_ACTION ITEM_: Whenever a line of the material contains the string "heading", it should be copied.

_DATASET_:

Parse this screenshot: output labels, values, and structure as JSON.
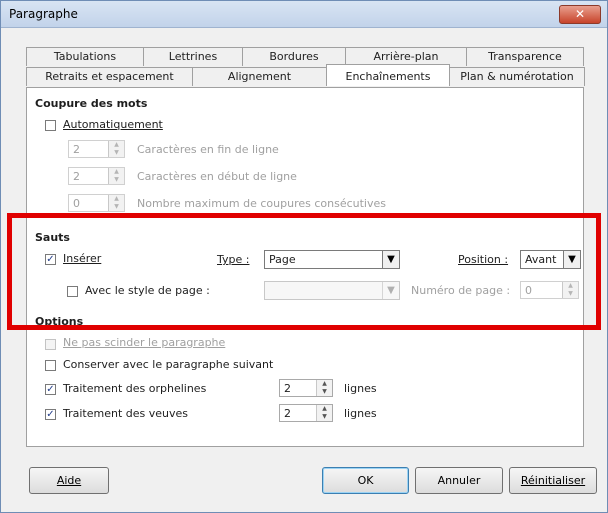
{
  "window": {
    "title": "Paragraphe",
    "close_glyph": "✕"
  },
  "tabs": {
    "row1": [
      "Tabulations",
      "Lettrines",
      "Bordures",
      "Arrière-plan",
      "Transparence"
    ],
    "row2": [
      "Retraits et espacement",
      "Alignement",
      "Enchaînements",
      "Plan & numérotation"
    ],
    "active": "Enchaînements"
  },
  "hyphenation": {
    "heading": "Coupure des mots",
    "auto_label": "Automatiquement",
    "auto_checked": false,
    "end_value": "2",
    "end_label": "Caractères en fin de ligne",
    "start_value": "2",
    "start_label": "Caractères en début de ligne",
    "max_value": "0",
    "max_label": "Nombre maximum de coupures consécutives"
  },
  "breaks": {
    "heading": "Sauts",
    "insert_label": "Insérer",
    "insert_checked": true,
    "type_label": "Type :",
    "type_value": "Page",
    "position_label": "Position :",
    "position_value": "Avant",
    "page_style_label": "Avec le style de page :",
    "page_style_checked": false,
    "page_style_value": "",
    "page_number_label": "Numéro de page :",
    "page_number_value": "0"
  },
  "options": {
    "heading": "Options",
    "no_split_label": "Ne pas scinder le paragraphe",
    "no_split_checked": false,
    "keep_next_label": "Conserver avec le paragraphe suivant",
    "keep_next_checked": false,
    "orphans_label": "Traitement des orphelines",
    "orphans_checked": true,
    "orphans_value": "2",
    "orphans_unit": "lignes",
    "widows_label": "Traitement des veuves",
    "widows_checked": true,
    "widows_value": "2",
    "widows_unit": "lignes"
  },
  "buttons": {
    "help": "Aide",
    "ok": "OK",
    "cancel": "Annuler",
    "reset": "Réinitialiser"
  },
  "glyphs": {
    "check": "✓",
    "drop": "▼",
    "spin_up": "▲",
    "spin_down": "▼"
  },
  "colors": {
    "highlight": "#e00000",
    "accent": "#3c7fb1"
  }
}
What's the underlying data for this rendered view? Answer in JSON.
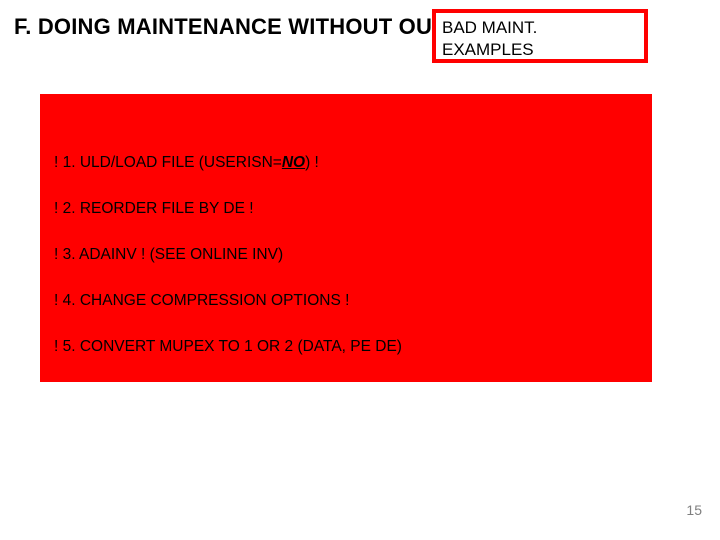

_RESULT OF THE EXERCISE_:
    "heading": "Coupure des mots",
    "heading": "Sauts",
    "heading": "Options",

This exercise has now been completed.